- **What needs to be done**: What is the number of lines in the entries that include the word "JSON"? Respond with the number only.

- **Records to use**:
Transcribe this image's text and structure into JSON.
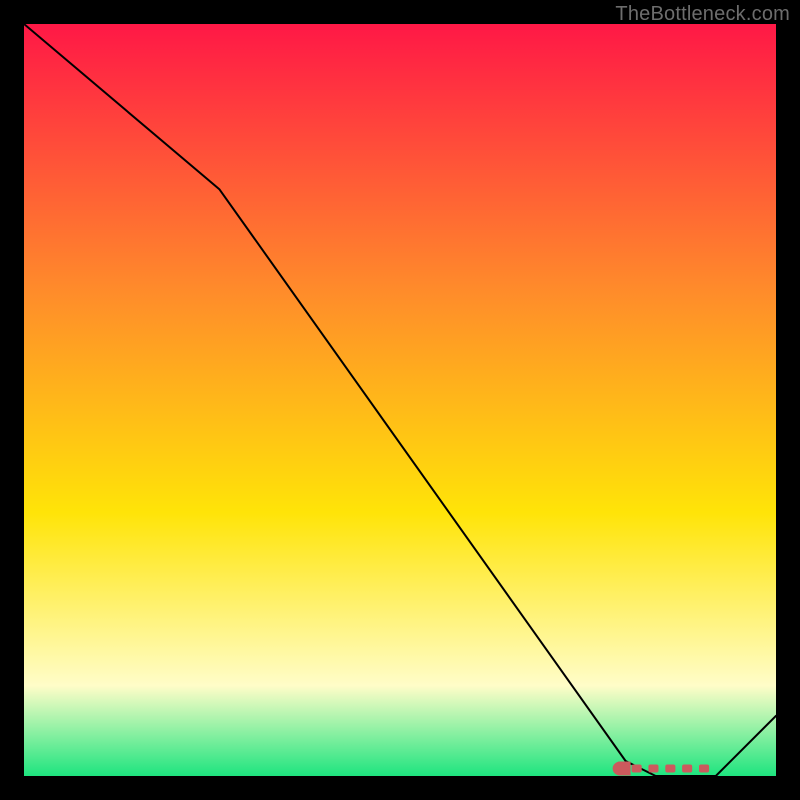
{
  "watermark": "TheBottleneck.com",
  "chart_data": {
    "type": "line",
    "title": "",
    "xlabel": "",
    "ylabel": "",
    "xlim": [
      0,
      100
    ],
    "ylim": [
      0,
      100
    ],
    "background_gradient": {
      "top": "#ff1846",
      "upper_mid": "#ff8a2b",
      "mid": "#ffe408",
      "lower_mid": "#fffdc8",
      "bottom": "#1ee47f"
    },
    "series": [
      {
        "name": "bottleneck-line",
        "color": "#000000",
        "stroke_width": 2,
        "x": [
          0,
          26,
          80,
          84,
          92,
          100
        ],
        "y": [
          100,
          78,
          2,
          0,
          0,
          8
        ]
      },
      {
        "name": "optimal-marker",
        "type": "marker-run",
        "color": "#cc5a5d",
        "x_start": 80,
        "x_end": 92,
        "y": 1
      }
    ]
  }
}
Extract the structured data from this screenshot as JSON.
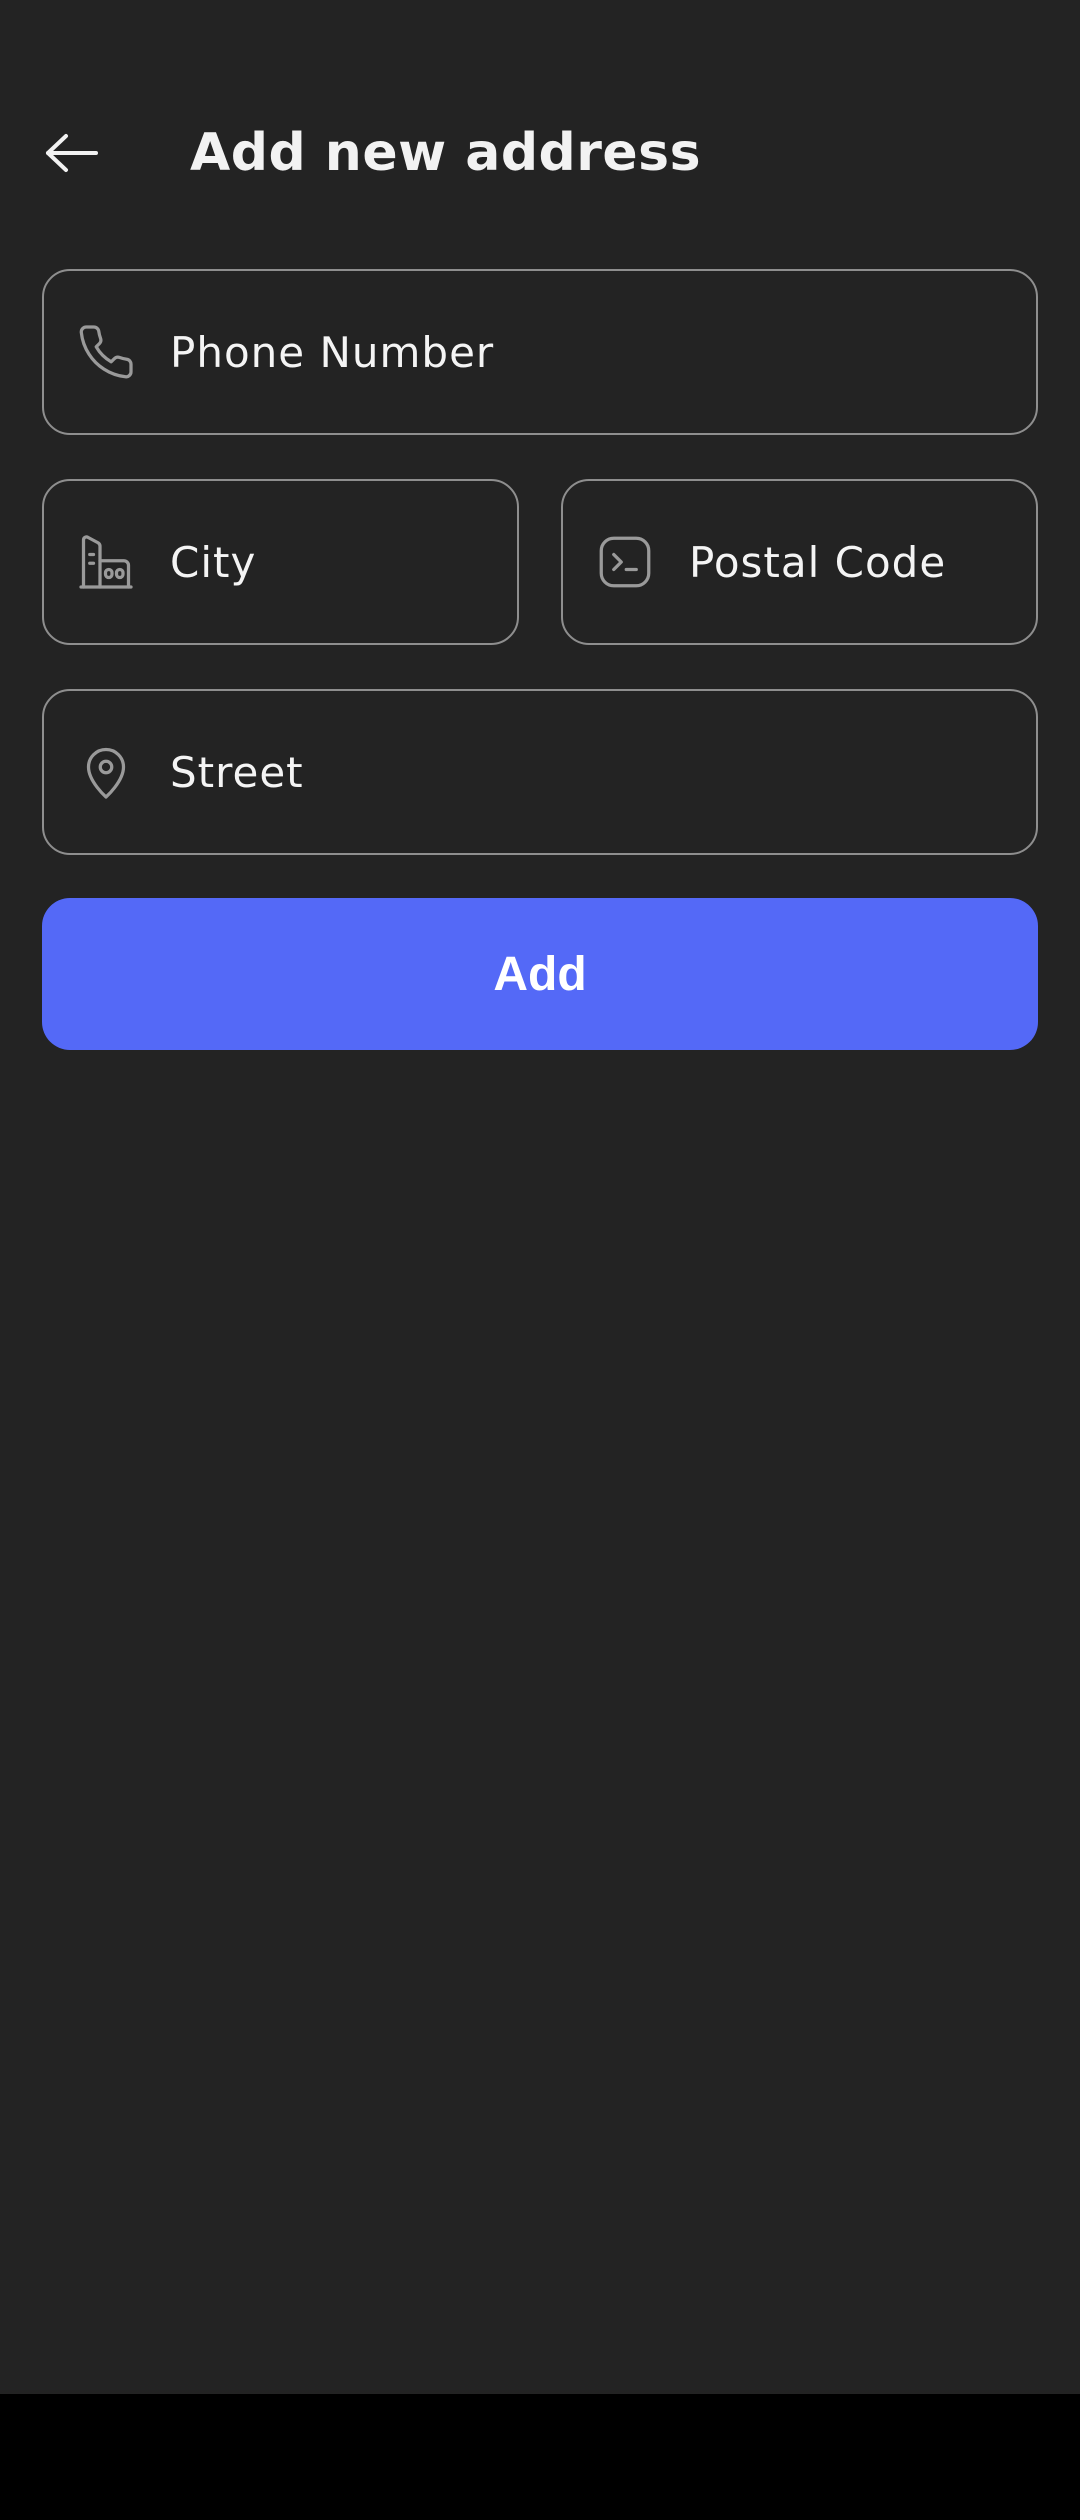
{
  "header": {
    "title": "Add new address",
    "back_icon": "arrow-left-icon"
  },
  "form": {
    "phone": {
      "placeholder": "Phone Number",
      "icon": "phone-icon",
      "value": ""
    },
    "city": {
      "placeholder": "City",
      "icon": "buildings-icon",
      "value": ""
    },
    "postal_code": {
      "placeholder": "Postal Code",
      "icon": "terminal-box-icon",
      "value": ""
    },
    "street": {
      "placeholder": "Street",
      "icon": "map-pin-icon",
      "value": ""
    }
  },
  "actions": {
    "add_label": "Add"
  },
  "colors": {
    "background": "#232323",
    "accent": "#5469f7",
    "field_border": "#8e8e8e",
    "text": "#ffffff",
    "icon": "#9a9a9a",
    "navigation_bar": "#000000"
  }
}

- **Task response**: 2